# AIM OF THE EXERCISE
Copy each line that includes the string "JSON" from the material into your answer.

====== EXERCISE INPUT

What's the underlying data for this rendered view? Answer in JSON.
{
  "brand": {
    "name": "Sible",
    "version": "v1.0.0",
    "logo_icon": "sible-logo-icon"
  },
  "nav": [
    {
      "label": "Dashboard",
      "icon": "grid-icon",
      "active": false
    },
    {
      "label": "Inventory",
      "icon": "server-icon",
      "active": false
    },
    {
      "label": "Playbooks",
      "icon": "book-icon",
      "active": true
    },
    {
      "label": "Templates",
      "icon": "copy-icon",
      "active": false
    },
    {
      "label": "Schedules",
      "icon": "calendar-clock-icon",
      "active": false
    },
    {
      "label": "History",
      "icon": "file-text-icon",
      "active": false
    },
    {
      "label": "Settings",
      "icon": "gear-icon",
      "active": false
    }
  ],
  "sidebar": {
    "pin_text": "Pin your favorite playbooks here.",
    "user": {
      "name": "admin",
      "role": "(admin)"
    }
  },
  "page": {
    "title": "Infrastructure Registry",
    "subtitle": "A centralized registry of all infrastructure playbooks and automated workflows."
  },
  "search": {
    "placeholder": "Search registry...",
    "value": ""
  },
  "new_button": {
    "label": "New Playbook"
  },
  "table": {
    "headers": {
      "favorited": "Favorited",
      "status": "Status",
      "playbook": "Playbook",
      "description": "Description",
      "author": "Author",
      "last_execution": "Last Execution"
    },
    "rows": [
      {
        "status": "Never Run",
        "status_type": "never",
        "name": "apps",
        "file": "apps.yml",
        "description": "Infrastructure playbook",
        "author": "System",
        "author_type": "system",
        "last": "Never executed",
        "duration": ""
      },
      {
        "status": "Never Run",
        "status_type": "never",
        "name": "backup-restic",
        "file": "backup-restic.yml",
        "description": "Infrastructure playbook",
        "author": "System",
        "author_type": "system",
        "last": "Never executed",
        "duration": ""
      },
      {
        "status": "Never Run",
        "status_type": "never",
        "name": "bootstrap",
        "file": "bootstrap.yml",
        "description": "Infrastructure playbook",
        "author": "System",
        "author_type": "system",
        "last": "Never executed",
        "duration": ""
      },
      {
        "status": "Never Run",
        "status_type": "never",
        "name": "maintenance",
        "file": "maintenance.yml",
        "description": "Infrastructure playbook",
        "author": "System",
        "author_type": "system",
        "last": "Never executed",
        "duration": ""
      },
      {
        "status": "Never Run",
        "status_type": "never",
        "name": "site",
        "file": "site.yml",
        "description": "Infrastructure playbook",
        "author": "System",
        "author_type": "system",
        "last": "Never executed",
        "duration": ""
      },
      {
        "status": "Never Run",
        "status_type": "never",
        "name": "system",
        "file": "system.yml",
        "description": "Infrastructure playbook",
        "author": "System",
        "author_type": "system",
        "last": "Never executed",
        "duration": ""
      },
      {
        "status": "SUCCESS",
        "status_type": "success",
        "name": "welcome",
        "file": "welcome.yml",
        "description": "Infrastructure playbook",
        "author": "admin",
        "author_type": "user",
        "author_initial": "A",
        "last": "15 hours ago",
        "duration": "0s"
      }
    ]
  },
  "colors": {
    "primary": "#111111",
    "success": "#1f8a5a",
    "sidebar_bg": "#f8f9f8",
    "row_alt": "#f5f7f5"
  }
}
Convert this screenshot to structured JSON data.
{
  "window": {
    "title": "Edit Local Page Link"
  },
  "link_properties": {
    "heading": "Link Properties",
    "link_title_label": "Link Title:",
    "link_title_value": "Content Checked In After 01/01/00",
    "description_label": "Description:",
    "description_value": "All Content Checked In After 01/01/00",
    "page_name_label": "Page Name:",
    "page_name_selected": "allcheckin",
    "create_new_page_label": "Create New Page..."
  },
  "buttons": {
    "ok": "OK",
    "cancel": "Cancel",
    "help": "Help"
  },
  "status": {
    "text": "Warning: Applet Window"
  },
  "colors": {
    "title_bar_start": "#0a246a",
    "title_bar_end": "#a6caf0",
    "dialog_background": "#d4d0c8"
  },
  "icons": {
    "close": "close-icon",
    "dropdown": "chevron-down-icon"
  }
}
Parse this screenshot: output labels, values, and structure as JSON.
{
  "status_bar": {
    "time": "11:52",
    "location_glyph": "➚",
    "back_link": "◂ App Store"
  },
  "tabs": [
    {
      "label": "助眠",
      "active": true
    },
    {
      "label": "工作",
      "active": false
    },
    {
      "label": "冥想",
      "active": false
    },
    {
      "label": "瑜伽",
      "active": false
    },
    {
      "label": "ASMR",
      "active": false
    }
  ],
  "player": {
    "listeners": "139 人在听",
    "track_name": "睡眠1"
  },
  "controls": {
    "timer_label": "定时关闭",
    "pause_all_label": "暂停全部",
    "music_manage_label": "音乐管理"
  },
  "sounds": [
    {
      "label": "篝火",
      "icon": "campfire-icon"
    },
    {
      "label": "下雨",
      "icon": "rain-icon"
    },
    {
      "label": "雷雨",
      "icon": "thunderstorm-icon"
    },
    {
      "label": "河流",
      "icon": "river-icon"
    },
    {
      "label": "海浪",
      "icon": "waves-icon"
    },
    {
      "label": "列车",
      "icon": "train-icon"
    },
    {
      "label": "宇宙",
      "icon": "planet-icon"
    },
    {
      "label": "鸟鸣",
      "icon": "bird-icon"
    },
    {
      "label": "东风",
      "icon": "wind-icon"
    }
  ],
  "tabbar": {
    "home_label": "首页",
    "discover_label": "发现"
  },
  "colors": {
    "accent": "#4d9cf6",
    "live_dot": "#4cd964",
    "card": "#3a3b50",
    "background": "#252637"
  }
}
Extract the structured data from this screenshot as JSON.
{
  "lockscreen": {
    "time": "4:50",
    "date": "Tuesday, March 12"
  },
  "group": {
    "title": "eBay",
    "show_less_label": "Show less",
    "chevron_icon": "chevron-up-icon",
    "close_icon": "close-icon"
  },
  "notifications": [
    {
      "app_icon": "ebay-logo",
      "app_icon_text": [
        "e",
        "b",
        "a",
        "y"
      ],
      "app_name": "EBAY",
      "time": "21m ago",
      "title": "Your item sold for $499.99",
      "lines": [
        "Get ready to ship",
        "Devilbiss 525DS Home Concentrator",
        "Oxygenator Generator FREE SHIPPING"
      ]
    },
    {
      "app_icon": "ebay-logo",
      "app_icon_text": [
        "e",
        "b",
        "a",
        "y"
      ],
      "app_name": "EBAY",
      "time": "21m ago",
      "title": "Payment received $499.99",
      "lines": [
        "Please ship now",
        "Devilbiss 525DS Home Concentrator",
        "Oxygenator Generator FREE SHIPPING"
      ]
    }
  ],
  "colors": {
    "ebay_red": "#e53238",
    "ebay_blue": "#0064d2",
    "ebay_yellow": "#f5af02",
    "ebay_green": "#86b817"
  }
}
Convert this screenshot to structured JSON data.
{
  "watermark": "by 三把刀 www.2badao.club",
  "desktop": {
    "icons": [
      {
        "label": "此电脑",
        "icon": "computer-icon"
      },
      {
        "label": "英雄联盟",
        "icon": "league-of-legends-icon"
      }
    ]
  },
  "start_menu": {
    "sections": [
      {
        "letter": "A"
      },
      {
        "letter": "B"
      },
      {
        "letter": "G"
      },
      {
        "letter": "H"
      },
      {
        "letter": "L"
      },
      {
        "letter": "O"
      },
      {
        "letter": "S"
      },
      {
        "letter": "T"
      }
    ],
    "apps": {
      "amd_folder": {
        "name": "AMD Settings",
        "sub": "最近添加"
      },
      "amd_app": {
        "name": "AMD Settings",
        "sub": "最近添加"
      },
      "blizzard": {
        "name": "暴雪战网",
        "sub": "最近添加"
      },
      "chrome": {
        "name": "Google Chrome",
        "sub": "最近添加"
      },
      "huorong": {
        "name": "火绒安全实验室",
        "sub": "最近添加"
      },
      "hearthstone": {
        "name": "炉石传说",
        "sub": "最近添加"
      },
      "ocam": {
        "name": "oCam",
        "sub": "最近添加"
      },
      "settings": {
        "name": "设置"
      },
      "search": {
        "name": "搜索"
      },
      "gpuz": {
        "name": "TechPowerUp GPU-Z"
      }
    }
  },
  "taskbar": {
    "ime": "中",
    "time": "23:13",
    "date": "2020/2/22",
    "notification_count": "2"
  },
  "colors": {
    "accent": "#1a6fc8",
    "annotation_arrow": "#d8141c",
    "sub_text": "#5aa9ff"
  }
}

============

# EXERCISE OUTPUT
What's the underlying data for this rendered view? Answer in JSON.
Convert this screenshot to structured JSON data.
Parse this screenshot: output labels, values, and structure as JSON.
Extract the structured data from this screenshot as JSON.
Convert this screenshot to structured JSON data.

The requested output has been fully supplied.